Though they may be set in the future, post-apocalypse stories are often fixated on the past. When everything’s crumbling, we might as well focus on what we’ve done and where we’ve been. Though most post-apocalypses don’t have the literal spirits of the dead quietly watch on as humanity’s collective work turns to dust. In Land of the Living Gods from Aftershock, Isaac Mogajane and Santtos have created a world where humanity has chosen to cope with its coming extinction through worship, pleading to their ancestors for strength. Too bad that none of those ancestors seem terribly impressed.
Mogajane continues the story of Naledi, an albino teenager in a post-apocalyptic South Africa who has found herself captured and sold by scavenger Kaelo. Because, as it turns out, witches will pay good money for albinos. But Kaelo quickly starts second-guessing her sale of the young girl. Meanwhile, Naledi is placed in the same prison cell as a young boy who was sacrificed and brought back to life by local King Shandu. And a conversation with that boy may just turn what we know about the series upside-down.

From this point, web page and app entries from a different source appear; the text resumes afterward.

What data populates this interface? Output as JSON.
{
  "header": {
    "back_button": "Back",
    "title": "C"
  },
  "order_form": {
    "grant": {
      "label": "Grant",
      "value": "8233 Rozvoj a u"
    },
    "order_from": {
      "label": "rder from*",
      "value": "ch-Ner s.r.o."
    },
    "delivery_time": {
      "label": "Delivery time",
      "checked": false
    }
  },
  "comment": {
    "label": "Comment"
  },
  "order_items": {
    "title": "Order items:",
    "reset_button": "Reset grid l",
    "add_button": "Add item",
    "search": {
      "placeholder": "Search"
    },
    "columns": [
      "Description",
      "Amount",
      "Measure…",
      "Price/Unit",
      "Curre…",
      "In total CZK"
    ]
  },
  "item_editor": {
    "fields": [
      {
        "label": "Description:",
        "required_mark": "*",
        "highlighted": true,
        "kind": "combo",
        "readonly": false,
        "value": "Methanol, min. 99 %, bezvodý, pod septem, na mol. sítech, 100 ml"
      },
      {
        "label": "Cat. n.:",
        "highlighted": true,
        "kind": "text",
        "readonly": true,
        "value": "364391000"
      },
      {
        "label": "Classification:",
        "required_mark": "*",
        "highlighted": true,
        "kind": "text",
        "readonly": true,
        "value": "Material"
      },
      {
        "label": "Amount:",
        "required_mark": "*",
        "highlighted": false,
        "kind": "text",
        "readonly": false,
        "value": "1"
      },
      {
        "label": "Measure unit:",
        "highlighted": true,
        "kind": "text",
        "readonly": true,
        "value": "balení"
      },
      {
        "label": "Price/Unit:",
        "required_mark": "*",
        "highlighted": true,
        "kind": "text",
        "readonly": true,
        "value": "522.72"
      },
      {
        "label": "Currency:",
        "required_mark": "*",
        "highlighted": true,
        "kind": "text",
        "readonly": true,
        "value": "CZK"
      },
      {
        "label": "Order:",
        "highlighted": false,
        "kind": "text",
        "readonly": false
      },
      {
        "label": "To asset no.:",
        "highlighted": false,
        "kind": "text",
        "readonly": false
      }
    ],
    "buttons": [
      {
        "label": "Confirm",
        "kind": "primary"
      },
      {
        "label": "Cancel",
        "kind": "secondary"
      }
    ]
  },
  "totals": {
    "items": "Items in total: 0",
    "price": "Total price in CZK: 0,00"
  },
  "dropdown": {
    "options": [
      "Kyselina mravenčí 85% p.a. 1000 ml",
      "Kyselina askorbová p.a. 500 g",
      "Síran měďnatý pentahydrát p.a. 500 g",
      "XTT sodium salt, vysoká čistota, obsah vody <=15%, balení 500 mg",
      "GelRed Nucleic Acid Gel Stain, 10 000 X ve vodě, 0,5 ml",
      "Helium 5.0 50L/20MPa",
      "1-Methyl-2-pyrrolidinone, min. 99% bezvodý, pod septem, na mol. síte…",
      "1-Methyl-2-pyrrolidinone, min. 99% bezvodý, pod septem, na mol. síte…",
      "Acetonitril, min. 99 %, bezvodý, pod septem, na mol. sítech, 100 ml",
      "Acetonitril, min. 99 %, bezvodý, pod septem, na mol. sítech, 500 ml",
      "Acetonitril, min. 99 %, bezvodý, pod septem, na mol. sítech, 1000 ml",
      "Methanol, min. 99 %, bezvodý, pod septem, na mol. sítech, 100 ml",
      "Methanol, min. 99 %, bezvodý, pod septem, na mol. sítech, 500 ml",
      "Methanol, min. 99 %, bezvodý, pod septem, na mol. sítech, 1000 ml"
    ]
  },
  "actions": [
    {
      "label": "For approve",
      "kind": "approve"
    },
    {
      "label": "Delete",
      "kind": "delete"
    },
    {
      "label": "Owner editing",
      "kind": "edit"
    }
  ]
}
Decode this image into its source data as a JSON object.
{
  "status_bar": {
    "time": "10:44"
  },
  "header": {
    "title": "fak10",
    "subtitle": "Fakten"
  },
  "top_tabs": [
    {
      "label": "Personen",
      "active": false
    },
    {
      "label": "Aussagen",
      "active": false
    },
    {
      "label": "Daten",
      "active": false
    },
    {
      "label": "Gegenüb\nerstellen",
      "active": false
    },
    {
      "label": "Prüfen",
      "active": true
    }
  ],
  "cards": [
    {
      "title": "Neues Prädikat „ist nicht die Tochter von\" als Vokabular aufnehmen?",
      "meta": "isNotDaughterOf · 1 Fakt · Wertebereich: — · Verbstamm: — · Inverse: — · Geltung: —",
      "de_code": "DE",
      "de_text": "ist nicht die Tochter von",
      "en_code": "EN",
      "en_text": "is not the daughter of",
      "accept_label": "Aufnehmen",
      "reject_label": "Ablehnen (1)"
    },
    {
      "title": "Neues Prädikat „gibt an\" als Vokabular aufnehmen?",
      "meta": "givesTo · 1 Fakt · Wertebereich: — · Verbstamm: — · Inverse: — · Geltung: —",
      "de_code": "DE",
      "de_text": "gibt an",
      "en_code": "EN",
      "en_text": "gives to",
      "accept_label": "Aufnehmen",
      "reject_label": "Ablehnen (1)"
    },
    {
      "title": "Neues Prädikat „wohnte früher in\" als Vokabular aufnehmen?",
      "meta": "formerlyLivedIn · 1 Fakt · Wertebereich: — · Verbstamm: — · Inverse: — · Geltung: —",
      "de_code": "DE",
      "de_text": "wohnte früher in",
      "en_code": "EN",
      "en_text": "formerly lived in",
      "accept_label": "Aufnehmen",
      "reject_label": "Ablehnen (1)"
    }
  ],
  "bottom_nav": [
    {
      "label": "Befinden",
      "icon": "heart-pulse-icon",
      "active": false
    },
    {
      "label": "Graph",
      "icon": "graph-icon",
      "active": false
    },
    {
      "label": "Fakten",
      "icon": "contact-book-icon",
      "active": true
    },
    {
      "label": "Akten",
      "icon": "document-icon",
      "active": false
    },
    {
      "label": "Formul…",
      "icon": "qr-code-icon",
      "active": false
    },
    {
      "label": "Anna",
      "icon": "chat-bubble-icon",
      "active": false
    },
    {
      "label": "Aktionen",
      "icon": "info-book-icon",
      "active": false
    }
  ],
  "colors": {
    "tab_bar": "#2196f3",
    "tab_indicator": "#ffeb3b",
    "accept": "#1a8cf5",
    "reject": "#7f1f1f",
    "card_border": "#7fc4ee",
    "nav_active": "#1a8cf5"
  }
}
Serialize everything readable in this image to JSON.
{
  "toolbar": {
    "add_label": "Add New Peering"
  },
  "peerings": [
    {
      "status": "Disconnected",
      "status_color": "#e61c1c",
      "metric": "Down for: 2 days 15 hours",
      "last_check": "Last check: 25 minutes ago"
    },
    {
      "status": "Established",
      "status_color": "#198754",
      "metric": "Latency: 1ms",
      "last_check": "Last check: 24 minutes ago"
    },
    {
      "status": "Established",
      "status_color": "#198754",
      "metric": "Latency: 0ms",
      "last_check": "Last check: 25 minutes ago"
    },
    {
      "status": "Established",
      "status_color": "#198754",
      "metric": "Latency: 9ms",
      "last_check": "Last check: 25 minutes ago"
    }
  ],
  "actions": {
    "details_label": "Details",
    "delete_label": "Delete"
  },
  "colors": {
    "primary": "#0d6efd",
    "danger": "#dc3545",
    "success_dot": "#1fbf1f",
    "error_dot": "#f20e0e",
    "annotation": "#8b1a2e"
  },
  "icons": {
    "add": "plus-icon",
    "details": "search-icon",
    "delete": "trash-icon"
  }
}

While the series has focused pretty squarely on Naledi up to this point, Mogajane sets some time aside in this issue for Kaelo. Initially introduced as fairly cynical and jaded, her conversations with lover Kheti show a side that hasn’t fully resigned itself to using people to get by. Her slow turn towards helping Naledi reaches its climax, however, in a moment of violence that’s less cathartic and more… concerning. Kaelo might not be choosing the best outlets for her anger. But, hey. Whatever gets Naledi out of captivity, right?
And speaking of Naledi, she continues to show her bright, youthful optimism, laughing at the idea of Kaelo selling her to organ traffickers after seeing the King’s minor miracle. She stops laughing when it actually happens. And moving forward, Naledi’s trust in the living gods is about to hit a major roadblock. So the poor girl’s outlook is being put through the wringer. Naledi’s always needed to mature a bit, but Mogajane hasn’t completely shown his hand as to what that will look like. It definitely won’t come in the form of Kaelo’s guarded cynicism, but Naledi is going to need to get past her self-doubt if she wants to find hope in the world outside of praying an outside force will fix it for her. I’m very interested in seeing what Naledi’s outlook will be by the end of the series.
Santtos’ art in this series is both very expressive and stripped down. It’s impressive that the world feels so well realized, when after an establishing shot or two, the backgrounds tend to fall away to focus purely on the characters. This helps bring out the emotions of the scenes, but also adds to the bleak feeling of the world. Each backdrop the characters find themselves in has one or two primary colors associated with it, so you can tell where they are based on the color dominating the panel. But Santtos is all too willing to leave blank space on the page, often choosing to leave corners or margins pure, stark white. It accents his color choices and emphasizes the white gutters between panels, leading to a more contemplative, quiet feeling in the comic. Like the spaces between moments have stretched out to the corners of the page.
Dave Sharp’s lettering helps highlight the non-English words of the multicultural setting in scarlet, often given a translation in the bottom corner. He also has fun with hand-drawn sound-effects, drawing them with thick, visible brushstrokes.
Land of the Living Gods #3 focuses on fleshing out one of its main characters while setting up the direction for the remainder of the series. With its willingness to change direction and upend what’s come before, it’s hard to predict exactly where the series will go from here. But what’s here is strong enough that it’s earned trust in whatever that may be. It’s out today at most retailers, so make sure to check it out.